There is a trend — let’s give it a positive spin — in seminaries that seminary education is not so much any more about educating pastors or providing education for future pastors. In fact, the trend is otherwise, but I am proud to say Northern Seminary is still focused on churches, on church ministries, and pastors.
I am the director of a Master’s in New Testament in Context program that focuses on helping pastors or future pastors be better teachers and preachers.
Here are some clips from Ian Lovett’s new article:
CAMBRIDGE, Mass.—The entire faculty at Episcopal Divinity School has been laid off this summer. The remaining students are transferring to other seminaries.
After 150 years, the school is putting its campus, with its 19th Century stone chapel, up for sale and closing its doors.
“We’re going to see a bunch of seminaries close in the next 50 years,” said Gary Hall, the chair of EDS’s board of trustees. “The church is shrinking. The need for clergy is shrinking. And the institutional support is shrinking.”
Mainline Protestant seminaries are facing an existential crisis after a decade of mounting red ink.
Enrollment has fallen by nearly 25% over the past decade, according to the Association of Theological Schools, an accrediting agency….
Mainline churches, where membership has been falling for decades, can support fewer full-time pastors than in the past. Denominations are pulling back their financial support for seminaries, while the cost of educating students is still going up.
As a result, some of the oldest and most celebrated seminaries in the country—institutions that helped shape both Christianity and higher education in the U.S.—are on the brink of financial collapse….
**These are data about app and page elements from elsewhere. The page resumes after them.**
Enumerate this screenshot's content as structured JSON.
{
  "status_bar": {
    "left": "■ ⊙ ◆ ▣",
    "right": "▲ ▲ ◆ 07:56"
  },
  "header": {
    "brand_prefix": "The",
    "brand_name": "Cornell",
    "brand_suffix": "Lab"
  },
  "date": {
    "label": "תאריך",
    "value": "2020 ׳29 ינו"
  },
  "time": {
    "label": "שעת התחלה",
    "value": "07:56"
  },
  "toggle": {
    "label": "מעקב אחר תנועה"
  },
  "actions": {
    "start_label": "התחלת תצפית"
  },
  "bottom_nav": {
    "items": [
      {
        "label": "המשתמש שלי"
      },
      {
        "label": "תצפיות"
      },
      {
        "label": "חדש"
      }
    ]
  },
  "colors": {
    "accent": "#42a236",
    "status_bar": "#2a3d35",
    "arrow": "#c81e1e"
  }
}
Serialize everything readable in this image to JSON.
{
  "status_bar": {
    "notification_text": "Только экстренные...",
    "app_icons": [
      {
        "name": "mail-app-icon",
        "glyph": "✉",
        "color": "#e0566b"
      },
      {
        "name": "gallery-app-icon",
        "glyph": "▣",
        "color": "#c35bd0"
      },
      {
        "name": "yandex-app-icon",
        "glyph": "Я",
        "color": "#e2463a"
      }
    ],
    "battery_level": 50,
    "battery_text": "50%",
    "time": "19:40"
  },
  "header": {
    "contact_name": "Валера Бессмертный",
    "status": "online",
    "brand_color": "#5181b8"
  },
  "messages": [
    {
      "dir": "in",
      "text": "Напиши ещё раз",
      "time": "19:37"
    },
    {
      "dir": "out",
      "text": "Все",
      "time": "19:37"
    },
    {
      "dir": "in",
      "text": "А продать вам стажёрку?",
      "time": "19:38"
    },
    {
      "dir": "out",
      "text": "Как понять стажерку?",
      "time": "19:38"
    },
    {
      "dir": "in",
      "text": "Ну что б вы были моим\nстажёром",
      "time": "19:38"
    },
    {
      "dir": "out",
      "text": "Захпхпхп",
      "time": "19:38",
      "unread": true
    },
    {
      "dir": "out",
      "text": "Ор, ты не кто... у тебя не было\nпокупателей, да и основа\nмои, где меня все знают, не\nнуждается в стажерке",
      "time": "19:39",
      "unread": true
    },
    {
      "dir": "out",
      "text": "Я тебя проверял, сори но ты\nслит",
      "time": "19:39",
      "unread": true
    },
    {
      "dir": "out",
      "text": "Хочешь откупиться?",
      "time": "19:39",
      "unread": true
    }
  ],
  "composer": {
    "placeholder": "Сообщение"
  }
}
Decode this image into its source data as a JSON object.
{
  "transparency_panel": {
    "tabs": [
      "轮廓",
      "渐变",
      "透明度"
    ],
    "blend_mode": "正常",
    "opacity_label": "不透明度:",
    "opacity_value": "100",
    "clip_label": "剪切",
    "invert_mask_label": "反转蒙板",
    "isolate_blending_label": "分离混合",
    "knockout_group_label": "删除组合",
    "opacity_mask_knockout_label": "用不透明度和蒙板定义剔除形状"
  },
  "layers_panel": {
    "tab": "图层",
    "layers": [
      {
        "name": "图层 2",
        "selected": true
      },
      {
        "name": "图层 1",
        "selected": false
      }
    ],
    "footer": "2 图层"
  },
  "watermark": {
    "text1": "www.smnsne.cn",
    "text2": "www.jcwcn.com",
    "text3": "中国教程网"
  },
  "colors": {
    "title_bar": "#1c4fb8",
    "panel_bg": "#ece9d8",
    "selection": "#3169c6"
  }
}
Still, Mr. Aleshire didn’t see this as the end-times for theological higher education, but as an evolution of its mission. “Theological education is starting to look more like an executive M.B.A., not a degree required for initial practice in ministry,” he said. ….
Skye Jethani, an evangelical Christian pastor and author, said falling seminary attendance is a symptom of a growing “consumerism” in American Christianity.
“Fewer churches have the expectation that pastors have gone to seminary,” Mr. Jethani said. “In popular evangelicalism, they don’t really care about your theology. What they care about is, are you an entertaining speaker, or can you run a complicated business like a megachurch?”